The Zone of Interest: A novel

Image of The Zone of Interest: A novel
Release Date: 
September 30, 2014
Reviewed by: 

“Unfortunately, there are too many horrors in the world, and we have become too numbed by traditional storytelling. We need books like this one to slap us in the face.”

The problem with Martin Amis’s controversial new novel, The Zone of Interest, is not that he dares to write about Auschwitz as a satire of office bureaucracy.

No, the problem is that halfway through the book, Amis wimps out. As though scared of his own icon-bashing, he abruptly switches one of his three narrators, Angelus Thomsen, from an intellectual anti-Semite bothered by the “ridiculous” excesses of the concentration camps, to a standard hero who tries to undermine the vital Nazi effort to make synthetic rubber.

That’s too bad, because the office-bureaucracy approach is actually far more chilling than any straightforward story.

As another narrator, Paul Doll, the avid Nazi commandant of the fictitious Polish camp Kat-Zet (modeled on Auschwitz), muses after one transport of Jews: “In financial terms, ST 107 was something of a disaster.
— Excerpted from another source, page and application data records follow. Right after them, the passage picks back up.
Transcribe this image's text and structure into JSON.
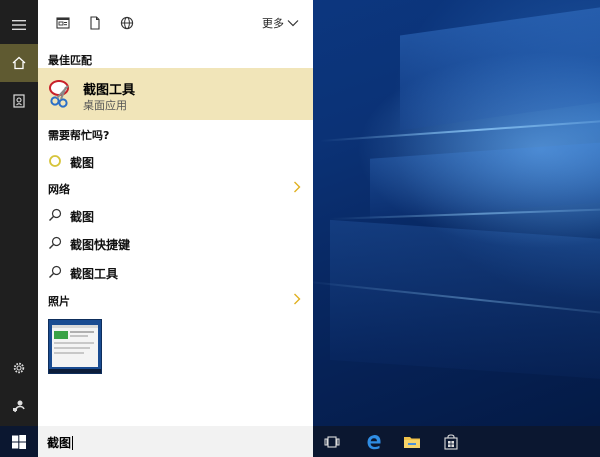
{
  "toolbar": {
    "more_label": "更多",
    "icons": [
      "document-icon",
      "file-icon",
      "globe-icon"
    ]
  },
  "sections": {
    "best_match_header": "最佳匹配",
    "need_help_header": "需要帮忙吗?",
    "web_header": "网络",
    "photos_header": "照片"
  },
  "best_match": {
    "title": "截图工具",
    "subtitle": "桌面应用",
    "icon": "snipping-tool-icon"
  },
  "help_item": {
    "label": "截图",
    "icon": "cortana-circle-icon"
  },
  "web_items": [
    {
      "label": "截图",
      "icon": "search-icon"
    },
    {
      "label": "截图快捷键",
      "icon": "search-icon"
    },
    {
      "label": "截图工具",
      "icon": "search-icon"
    }
  ],
  "search": {
    "query": "截图"
  },
  "rail": {
    "icons": [
      "hamburger-menu-icon",
      "home-icon",
      "notebook-icon",
      "settings-gear-icon",
      "feedback-icon"
    ]
  },
  "taskbar": {
    "icons": [
      "windows-start-icon",
      "task-view-icon",
      "edge-browser-icon",
      "file-explorer-icon",
      "store-icon"
    ]
  },
  "colors": {
    "accent": "#5f5a31",
    "highlight": "#f1e5b9",
    "cortana_ring": "#d6c43a",
    "chevron": "#e0b020",
    "rail_bg": "#1f1f1f",
    "taskbar_bg": "#0b1730"
  }
}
How do I justify the mobilization of a full Storm (with flamethrowers)? . . . N.B. No gasoline was used, and this must count as an economy, albeit minor.”

Covering mainly the span from August 1942 to May 1943, the novel regularly alternates among the voices of Thomsen, Doll, and Szmulek Zachariasz, a Sonderkommando—one of the Jewish prisoners forced to dispose of the corpses of their fellow murdered Jews.

Thomsen is a supposed nephew of the real-life Martin Bormann, Hitler’s private secretary, with a vaguely defined job as the liaison between Kat-Zet and the nearby Buna-Werke synthetic-rubber factory. At first, he and his longtime friend Boris Eltz—a senior colonel in the elite Waffen-SS who is stationed at Kat-Zet—casually discuss the inefficiencies of wasting German manpower in killing Jews and compare notes on their hoped-for romantic conquests. In Thomsen’s case, the potential conquest is Doll’s wife Hannah.

Meanwhile, Commandant Doll s sanity is eroding, along with Hannah’s friendliness and the German siege of Stalingrad.

Szmul, for his part, is a less original character. He survives day to day, wracked with guilt.

Clearly, Amis—a prizewinning author and veteran satirist who has published more than two dozen books over a 40-year career—is having fun with Doll. The prudish, sexually frustrated commandant sputters as his wife slips off her robe, “revealing her Unterkleid! From Kehle to Oberschenkel her body seemed to be coated in icing sugar, and I could clearly see the outlines of her Brusten, the concavity of her Bauchnabel, and the triangle of her Geschlechtsorgane.” A reader doesn’t have to speak German to get the idea.

So far, so good. But Amis goes too far, turning satire into heavy-handed caricature. Doll is not only a Nazi fanatic who calls Hitler “the Deliverer” and Jewish corpses “pieces,” but he is also a liar, a bully, a coward, and a Peeping Tom who spies on Hannah in the bathroom. The plot becomes so stacked that a reader actually starts feeling sorry for him

Thomsen in his own way also becomes a caricature. Why does he suddenly decide to risk his life by sabotaging the synthetic rubber program, which is vital if Germany is to counter Britain’s access to the natural rubber sources in its empire? Apparently, Thomsen is driven by infatuation with Hannah, but she’s not much of an inspiration. Her main act of rebellion is to sneer at Doll.

Still, these flaws are minor compared to the book’s brilliant, powerful understatement in treating a concentration camp like everyday office life. As well, there are some wonderful set pieces, such as Thomsen’s  genuine affection for his Aunt Gerda, a devoted wife, aunt, mother of nine (aiming for a medal for 10), and Nazi.

The Zone of Interest is not the first work of fiction to look at a Nazi officer as an ordinary family man (consider The Commandant of Lubizec by Patrick Hicks, earlier this year) nor the first to treat Nazi officers as comic figures (the TV show Hogan’s Heroes broke that taboo in the 1960s). Still, this remains dangerous, rarely explored territory. In fact, Amis’s regular German and French publishers both rejected the book.

But those publishers are doing their countries a disservice. Unfortunately, there are too many horrors in the world, and we have become too numbed by traditional storytelling. We need books like this one to slap us in the face.